The Bill has passed Victorian Parliament and will soon be law.
With engineer registration on the way, you’re probably asking yourself “where do I start?”
Here’s everything you need to know to get started and get registered asap!
To be registered, you will need a four-year full-time bachelor’s degree or Master of Engineering from an accredited Australian institution.
If you don’t have this, all is not lost. If you have a part-time equivalent degree, or a previously recognised historical equivalent qualification then that should do the job.
Finally, if you received your qualifications abroad, then you just need to make sure they meet the requirements of the Washington Accord.
Continuing professional development
To get registered, you will need to keep your skills up to date.
Specifically, registration requires 150 hours of professional development in the three years prior to registration. I know, that sounds like a lot.
But really, it’s much more manageable than it seems.
On-the-job learning can be counted, as can time spent studying. Reading new standards and studying up on new processes and technology are all valid. Seminars, webinars, online courses and events count too.
Most professional associations and employee groups like ourselves also provide professional development for members, which can be helpful in knocking out those last few hours.
The important thing is to be diligent. Document what you’re doing, and when the time comes, registration will be a breeze.
Work experience is a key requirement for registration. Applicants for registration will need five years’ experience in their field.
It’s that easy.
But what if you don’t have the experience yet? The whole system exists to ensure you have senior, registered engineers to work with, to build the experience needed to be registered yourself.
And don’t stress, if you haven’t hit five years yet, you just have more time to build up your professional development hours!
This one’s also pretty basic.
All you need to do is provide three professional referees. The only catch is they need to have worked with you for at least 12 months and need to be registered themselves.

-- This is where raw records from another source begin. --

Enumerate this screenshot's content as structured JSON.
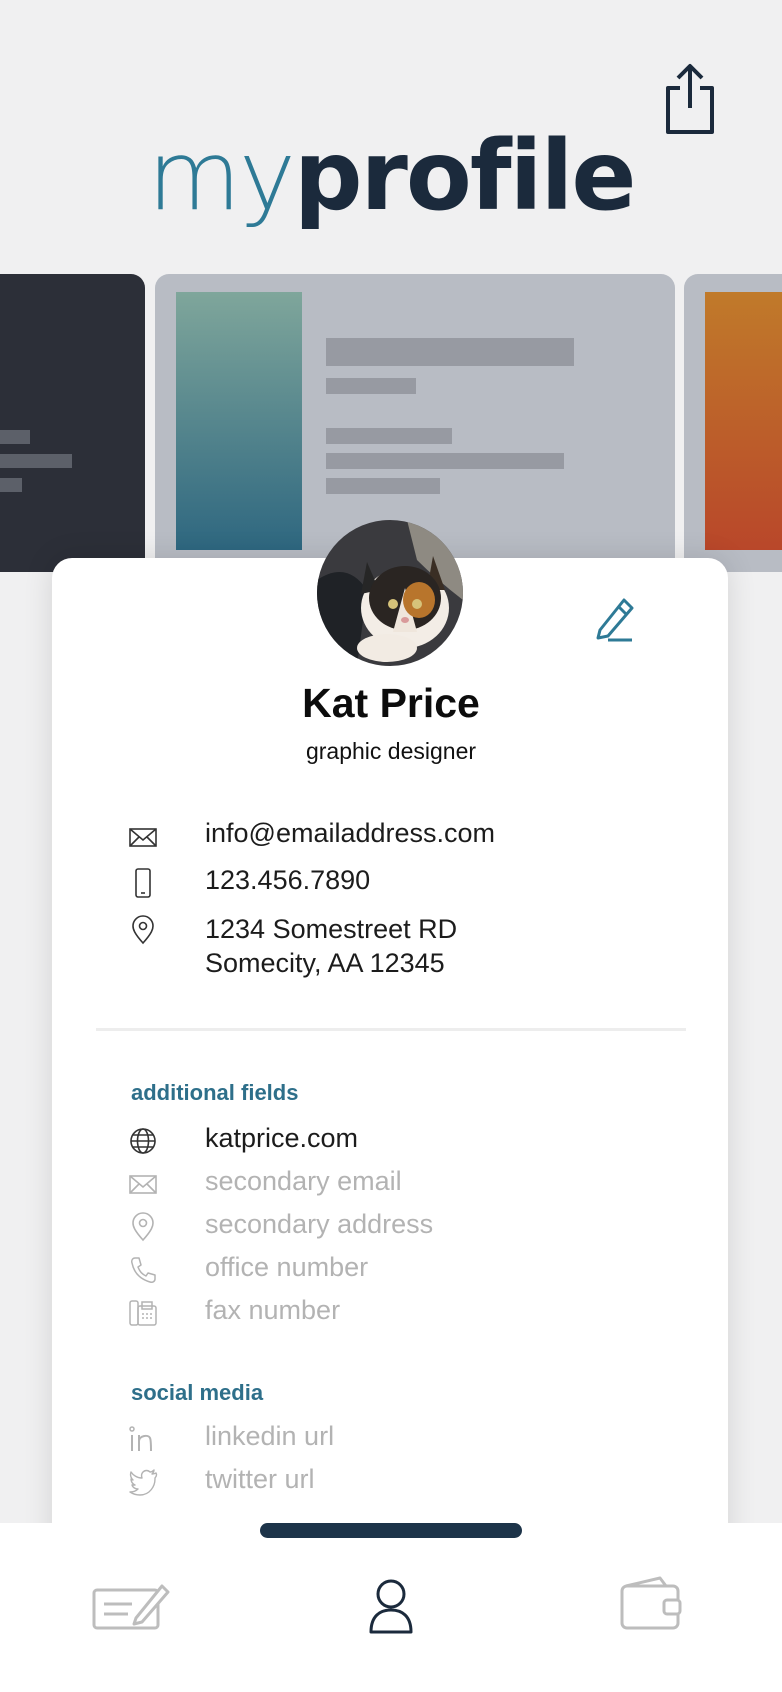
{
  "header": {
    "logo_light": "my",
    "logo_bold": "profile",
    "share_icon": "share-icon"
  },
  "profile": {
    "name": "Kat Price",
    "title": "graphic designer",
    "email": "info@emailaddress.com",
    "phone": "123.456.7890",
    "address_line1": "1234 Somestreet RD",
    "address_line2": "Somecity, AA 12345"
  },
  "additional": {
    "heading": "additional fields",
    "website": "katprice.com",
    "secondary_email": "secondary email",
    "secondary_address": "secondary address",
    "office_number": "office number",
    "fax_number": "fax number"
  },
  "social": {
    "heading": "social media",
    "linkedin": "linkedin url",
    "twitter": "twitter url"
  },
  "tabs": [
    "edit-card-icon",
    "profile-icon",
    "wallet-icon"
  ],
  "colors": {
    "accent": "#2e7a96",
    "navy": "#1b2a3c",
    "muted": "#b3b3b3"
  }
}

Or at least eligible for registration.
The fifth and final requirement for registration is crucial to the profession.
You need to make a commitment to a Code of Ethics which talks about professional conduct, integrity, diligence and decency – all the things you would expect from a registered professional engineer.
Ultimately, when engineers act in the best interests of society, and when they uphold their code of ethics, the whole profession benefits!
So that’s it – the five steps to registration.